Stella Ghervas examines the Great Powers’ attempt to create a new European order following the defeat of Napoleon.

Stephen Cooper and Ashley Cooper find parallels between the Schleswig-Holstein question and more recent European interventions.

Success in warfare has come to depend more and more upon elaborate technical planning. Antony Brett-James describes this modern trend through the invention of new weapons and the provision and proper use of transport.

In the midst of the Napoleonic Wars, writes William Verity, the enterprising family of merchant bankers expanded their activities from Frankfurt to London and Paris.

World history is constantly being rewritten. Christopher Dawson here emphasizes the importance of the European contribution.

In 1772 partition had been declared imperative as the only means of saving Poland from anarchy; twenty-one years later, she was punished with partition for having tried to set her house in order. Here was tragic mockery indeed, writes L.R. Lewitter.

Harold Kurtz writes that the torments of a false conscience formed a secret experience that was with Talleyrand all his life.

What he had always wanted to be, Talleyrand wrote in later life, was “the man of France”—not the representative of a party, a political system or a sovereign master. Does this ambition, asks Harold Kurtz, explain his various changes of allegiance, including his “betrayal” of Napoleon, for which many French historians cannot forgive him?

John Terraine describes how democracies evolved and tried to carry out a grand strategy from 1861-1945.

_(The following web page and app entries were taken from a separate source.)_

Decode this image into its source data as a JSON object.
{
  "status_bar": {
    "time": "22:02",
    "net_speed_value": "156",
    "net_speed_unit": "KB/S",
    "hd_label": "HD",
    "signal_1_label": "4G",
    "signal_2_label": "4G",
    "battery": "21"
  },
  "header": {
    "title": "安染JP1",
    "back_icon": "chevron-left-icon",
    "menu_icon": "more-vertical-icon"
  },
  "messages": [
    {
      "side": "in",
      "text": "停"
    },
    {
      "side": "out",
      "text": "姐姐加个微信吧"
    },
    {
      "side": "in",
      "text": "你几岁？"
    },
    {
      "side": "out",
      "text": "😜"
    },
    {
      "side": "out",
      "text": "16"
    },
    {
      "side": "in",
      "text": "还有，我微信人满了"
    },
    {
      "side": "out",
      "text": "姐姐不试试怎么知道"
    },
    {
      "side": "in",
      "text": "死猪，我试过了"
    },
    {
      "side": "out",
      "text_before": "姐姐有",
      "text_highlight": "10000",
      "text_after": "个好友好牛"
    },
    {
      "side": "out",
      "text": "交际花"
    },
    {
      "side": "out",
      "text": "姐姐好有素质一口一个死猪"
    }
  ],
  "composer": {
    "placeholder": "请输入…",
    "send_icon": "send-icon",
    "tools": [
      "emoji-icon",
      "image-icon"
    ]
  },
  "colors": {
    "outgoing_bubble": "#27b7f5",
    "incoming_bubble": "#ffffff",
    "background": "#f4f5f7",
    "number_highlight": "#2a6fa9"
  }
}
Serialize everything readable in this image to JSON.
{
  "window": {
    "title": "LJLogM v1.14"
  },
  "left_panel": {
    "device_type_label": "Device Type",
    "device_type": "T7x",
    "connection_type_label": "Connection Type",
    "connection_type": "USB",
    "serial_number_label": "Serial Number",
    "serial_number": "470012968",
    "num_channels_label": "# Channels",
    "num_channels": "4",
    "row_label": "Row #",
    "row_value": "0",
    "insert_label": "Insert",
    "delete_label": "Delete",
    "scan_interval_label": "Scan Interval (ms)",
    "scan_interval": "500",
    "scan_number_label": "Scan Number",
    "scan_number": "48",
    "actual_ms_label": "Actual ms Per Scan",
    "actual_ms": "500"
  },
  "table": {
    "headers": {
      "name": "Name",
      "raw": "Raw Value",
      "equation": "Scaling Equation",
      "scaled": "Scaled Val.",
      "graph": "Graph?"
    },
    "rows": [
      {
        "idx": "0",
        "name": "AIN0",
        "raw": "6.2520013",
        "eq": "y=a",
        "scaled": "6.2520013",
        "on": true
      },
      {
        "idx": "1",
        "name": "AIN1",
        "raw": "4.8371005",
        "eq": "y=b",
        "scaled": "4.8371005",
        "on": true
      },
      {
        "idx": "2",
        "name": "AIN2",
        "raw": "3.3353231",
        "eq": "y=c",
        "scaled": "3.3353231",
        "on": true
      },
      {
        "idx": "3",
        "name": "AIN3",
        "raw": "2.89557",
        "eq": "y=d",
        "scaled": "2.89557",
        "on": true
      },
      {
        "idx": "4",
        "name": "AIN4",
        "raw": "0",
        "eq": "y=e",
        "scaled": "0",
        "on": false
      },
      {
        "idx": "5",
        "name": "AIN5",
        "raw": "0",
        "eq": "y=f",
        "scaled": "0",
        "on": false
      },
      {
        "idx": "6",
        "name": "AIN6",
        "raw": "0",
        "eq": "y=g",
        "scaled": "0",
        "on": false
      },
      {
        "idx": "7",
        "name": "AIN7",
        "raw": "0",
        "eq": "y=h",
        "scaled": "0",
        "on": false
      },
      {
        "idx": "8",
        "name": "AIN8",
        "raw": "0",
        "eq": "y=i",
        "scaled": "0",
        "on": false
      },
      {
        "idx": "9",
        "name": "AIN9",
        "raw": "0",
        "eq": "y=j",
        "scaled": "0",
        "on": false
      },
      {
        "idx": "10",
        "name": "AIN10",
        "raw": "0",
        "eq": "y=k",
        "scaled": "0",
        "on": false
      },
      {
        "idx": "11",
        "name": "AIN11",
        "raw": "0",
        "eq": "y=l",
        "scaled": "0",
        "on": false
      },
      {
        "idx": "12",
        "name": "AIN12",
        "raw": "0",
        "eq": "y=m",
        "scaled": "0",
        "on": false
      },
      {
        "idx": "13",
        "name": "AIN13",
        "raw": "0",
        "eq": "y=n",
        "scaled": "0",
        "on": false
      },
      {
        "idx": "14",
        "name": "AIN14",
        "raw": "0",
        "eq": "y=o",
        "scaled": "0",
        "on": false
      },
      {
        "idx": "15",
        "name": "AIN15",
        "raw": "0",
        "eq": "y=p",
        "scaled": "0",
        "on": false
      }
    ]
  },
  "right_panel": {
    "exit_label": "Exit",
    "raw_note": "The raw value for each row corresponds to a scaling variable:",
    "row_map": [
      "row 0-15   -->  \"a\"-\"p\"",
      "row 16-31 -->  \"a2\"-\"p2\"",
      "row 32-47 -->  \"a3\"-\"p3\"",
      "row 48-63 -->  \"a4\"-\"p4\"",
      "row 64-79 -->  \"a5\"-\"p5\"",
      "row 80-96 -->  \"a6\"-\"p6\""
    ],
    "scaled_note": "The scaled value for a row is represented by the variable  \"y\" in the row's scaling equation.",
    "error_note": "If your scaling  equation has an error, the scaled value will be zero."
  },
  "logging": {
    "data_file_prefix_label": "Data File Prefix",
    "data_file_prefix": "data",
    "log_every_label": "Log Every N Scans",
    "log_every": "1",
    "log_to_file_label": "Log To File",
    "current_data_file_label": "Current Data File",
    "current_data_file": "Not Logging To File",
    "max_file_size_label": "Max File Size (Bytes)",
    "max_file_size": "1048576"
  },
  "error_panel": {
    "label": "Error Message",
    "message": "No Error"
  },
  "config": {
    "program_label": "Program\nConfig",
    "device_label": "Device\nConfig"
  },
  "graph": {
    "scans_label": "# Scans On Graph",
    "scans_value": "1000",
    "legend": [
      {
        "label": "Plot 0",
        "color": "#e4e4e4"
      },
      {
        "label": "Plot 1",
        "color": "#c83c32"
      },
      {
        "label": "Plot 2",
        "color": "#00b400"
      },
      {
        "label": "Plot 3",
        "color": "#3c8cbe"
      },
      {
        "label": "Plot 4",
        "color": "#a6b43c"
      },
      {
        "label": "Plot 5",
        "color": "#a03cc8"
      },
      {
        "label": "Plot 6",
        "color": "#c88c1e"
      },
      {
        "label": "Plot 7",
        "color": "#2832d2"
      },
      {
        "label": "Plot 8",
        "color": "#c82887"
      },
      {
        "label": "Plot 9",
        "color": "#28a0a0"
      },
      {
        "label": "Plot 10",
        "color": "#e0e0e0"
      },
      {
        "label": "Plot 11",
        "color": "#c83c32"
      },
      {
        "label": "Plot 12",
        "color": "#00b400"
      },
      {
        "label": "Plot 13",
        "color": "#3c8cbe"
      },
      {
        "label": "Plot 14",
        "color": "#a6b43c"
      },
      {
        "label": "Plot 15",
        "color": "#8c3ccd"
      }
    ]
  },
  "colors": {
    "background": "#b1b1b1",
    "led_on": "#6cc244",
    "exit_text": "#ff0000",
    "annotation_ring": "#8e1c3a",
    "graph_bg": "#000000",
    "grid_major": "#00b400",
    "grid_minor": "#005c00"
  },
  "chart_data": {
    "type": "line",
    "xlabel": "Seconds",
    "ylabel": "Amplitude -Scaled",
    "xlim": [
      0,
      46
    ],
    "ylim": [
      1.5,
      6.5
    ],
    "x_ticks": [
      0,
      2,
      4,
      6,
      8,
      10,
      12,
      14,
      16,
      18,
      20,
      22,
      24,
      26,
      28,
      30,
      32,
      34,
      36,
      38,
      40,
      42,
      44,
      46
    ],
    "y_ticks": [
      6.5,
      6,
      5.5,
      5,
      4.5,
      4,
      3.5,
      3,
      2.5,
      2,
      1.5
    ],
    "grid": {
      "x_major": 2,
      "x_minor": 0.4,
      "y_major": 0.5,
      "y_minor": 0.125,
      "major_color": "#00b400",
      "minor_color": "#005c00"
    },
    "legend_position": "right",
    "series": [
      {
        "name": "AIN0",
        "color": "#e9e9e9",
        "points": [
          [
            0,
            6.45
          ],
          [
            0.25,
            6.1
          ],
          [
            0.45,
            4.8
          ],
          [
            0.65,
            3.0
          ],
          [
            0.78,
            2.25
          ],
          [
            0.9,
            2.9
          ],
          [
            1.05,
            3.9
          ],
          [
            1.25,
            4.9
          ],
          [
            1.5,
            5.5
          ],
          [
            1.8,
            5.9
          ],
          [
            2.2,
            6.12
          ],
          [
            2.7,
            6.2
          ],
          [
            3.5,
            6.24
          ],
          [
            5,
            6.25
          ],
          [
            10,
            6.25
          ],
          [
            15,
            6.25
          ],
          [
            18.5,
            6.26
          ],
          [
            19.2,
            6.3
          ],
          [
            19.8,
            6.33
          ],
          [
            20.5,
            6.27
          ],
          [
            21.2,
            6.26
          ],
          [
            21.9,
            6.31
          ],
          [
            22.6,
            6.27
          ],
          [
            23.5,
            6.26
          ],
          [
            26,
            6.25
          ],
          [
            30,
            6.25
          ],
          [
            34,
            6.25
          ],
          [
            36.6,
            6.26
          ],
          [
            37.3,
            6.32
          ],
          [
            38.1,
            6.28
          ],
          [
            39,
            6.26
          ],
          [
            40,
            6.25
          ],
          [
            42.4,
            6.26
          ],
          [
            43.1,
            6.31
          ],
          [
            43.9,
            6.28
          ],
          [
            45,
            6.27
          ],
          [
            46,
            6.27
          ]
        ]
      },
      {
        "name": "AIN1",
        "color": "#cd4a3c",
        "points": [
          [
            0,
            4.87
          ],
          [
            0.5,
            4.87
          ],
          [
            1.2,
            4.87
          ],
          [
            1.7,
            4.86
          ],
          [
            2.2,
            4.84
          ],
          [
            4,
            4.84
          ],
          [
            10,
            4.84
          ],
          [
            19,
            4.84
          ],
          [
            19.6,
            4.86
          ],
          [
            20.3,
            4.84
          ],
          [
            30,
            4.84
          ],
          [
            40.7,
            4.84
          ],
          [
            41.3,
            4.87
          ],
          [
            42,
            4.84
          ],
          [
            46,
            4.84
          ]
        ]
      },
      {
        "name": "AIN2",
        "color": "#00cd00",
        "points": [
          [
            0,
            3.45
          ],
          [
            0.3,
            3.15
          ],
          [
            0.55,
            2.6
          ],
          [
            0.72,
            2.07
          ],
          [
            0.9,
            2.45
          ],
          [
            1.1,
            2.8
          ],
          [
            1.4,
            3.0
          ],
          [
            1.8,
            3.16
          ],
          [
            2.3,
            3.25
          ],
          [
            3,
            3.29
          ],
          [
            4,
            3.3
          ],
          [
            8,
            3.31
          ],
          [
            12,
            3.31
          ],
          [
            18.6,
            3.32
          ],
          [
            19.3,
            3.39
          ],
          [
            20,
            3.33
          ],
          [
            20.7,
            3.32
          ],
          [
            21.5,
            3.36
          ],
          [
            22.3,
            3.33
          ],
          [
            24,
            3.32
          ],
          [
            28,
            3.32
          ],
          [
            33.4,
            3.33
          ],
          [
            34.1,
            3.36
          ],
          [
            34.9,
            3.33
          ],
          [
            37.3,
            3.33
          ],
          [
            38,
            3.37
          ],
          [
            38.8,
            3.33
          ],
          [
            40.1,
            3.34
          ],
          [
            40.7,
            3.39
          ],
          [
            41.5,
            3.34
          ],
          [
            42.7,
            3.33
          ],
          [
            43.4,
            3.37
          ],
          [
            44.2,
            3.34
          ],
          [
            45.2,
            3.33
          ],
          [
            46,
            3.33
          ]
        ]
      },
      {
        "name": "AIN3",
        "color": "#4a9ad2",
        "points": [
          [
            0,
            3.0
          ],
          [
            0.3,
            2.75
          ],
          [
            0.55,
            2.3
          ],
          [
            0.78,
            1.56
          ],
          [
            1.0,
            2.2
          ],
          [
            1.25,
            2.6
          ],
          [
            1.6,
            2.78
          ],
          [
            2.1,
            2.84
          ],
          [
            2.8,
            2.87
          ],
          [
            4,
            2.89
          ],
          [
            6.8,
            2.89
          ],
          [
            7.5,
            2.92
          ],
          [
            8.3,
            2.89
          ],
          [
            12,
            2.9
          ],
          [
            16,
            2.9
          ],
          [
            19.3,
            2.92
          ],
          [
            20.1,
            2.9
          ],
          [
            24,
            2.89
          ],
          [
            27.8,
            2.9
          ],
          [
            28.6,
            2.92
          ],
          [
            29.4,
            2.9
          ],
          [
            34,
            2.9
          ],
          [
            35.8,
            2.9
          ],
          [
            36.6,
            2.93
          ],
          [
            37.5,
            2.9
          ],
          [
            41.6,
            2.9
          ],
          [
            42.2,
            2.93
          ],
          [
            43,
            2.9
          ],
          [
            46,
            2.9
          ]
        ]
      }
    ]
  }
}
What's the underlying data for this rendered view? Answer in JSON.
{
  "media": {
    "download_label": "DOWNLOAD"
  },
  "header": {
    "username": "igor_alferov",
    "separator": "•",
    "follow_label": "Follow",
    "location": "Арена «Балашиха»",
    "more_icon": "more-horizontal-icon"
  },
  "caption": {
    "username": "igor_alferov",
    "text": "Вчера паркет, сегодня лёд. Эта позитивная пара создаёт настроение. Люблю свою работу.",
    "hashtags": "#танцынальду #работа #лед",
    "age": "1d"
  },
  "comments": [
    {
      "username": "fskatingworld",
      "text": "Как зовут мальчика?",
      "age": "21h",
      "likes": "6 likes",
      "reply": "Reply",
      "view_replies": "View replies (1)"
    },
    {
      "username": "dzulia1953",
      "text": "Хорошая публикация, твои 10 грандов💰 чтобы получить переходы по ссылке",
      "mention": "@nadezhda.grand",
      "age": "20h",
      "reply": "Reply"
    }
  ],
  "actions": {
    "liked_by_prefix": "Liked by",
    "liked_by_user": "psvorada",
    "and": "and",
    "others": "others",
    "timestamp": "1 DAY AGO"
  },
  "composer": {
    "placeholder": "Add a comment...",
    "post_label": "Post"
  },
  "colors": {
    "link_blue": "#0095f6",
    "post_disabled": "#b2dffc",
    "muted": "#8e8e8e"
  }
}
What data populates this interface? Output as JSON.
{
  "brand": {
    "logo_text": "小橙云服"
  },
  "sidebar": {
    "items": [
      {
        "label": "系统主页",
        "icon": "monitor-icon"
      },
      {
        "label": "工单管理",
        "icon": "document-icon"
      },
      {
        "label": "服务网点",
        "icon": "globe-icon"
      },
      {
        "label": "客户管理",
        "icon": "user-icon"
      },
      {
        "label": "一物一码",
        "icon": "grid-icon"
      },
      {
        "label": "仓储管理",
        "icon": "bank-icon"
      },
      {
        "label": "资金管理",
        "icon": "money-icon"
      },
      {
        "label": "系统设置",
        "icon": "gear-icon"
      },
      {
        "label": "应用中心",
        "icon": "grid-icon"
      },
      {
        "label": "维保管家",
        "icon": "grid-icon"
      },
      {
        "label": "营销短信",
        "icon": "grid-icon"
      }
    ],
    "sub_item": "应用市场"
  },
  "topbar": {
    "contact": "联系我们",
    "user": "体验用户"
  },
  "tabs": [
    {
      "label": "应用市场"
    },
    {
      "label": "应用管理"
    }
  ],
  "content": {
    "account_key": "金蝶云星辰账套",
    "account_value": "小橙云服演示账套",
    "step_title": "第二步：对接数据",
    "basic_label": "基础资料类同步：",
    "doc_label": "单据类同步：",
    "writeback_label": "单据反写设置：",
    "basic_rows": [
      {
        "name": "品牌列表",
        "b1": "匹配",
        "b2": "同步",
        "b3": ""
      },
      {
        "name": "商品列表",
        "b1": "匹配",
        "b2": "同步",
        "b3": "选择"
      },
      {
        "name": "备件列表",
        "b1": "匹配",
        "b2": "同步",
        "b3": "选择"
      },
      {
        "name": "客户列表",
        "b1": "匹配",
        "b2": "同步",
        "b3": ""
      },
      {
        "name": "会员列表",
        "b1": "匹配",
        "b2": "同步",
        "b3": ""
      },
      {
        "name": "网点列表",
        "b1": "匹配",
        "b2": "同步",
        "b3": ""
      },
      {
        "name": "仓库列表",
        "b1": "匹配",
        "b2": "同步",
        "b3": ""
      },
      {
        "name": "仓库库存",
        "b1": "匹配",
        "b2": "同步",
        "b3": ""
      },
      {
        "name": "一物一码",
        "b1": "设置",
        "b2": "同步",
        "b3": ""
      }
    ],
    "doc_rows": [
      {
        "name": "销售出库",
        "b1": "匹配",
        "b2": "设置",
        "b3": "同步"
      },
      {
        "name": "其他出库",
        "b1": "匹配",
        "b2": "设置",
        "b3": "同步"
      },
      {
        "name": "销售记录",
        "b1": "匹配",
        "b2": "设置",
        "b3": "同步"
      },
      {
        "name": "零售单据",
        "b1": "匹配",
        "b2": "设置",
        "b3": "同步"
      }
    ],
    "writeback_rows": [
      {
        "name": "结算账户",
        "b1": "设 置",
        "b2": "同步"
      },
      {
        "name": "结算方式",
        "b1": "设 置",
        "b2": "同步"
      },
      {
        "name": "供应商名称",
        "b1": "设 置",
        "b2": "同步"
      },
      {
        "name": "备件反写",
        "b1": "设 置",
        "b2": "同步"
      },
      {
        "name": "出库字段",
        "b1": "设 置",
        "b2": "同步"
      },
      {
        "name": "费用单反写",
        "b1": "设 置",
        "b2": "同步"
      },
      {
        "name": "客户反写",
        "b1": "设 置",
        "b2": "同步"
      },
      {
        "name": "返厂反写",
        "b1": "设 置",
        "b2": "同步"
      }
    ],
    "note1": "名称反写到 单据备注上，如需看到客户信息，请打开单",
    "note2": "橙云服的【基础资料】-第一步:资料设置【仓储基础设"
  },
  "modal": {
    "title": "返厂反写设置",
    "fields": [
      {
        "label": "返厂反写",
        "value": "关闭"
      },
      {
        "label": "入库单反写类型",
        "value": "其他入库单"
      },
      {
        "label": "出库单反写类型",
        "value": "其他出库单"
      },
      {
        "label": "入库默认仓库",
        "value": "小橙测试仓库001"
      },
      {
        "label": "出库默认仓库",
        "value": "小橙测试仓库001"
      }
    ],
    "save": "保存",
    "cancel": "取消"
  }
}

The manner in which the Great War was fought after 1916, writes John Terraine, has decided the nature of the century we live in.